THE PROBLEM = Using "text" as the search string, find the matching lines below and copy them.

RECORDS Block Start

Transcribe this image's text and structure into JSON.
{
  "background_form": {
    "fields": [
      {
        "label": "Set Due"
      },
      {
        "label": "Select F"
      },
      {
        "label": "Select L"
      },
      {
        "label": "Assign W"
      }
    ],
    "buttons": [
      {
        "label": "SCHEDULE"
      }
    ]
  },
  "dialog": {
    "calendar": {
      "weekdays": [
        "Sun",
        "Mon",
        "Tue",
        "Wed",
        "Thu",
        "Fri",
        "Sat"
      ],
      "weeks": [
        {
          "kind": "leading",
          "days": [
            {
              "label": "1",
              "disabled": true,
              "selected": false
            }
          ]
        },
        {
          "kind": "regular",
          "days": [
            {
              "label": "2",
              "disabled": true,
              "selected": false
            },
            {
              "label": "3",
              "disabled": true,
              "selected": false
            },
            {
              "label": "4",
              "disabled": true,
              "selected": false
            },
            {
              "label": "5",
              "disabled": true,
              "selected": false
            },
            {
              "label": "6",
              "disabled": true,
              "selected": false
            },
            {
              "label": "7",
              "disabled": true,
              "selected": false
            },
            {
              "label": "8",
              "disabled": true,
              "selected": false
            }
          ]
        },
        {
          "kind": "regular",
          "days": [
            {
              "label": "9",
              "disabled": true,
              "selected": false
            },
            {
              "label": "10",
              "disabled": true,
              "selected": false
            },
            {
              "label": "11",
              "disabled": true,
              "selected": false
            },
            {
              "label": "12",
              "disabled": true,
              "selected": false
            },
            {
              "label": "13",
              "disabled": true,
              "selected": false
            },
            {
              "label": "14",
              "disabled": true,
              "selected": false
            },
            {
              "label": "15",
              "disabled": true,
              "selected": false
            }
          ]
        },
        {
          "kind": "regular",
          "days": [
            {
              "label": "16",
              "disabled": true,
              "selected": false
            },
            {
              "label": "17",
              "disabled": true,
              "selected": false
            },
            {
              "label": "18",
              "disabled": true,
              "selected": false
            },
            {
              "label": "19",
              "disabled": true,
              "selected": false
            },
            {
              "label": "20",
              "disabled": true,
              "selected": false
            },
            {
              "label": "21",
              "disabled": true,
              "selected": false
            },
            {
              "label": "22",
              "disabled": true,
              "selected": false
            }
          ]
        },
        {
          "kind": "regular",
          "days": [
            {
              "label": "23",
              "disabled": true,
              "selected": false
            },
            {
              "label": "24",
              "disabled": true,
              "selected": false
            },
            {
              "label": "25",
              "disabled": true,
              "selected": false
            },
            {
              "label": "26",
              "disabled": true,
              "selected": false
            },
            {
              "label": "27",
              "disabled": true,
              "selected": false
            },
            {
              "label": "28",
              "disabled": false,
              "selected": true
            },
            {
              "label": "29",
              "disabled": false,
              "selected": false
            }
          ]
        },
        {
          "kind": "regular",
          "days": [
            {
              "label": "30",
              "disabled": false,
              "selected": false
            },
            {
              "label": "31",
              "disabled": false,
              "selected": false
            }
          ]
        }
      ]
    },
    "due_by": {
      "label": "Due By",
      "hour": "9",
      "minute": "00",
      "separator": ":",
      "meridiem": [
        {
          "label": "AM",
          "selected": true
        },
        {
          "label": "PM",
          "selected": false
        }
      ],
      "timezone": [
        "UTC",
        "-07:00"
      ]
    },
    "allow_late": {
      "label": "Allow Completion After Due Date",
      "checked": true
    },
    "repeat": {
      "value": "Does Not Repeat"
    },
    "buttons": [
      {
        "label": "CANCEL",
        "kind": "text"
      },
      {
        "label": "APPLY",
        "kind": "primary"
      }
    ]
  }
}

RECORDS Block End

EXERCISE OUTPUT =
Transcribe this image's text and structure into JSON.
        "kind": "text"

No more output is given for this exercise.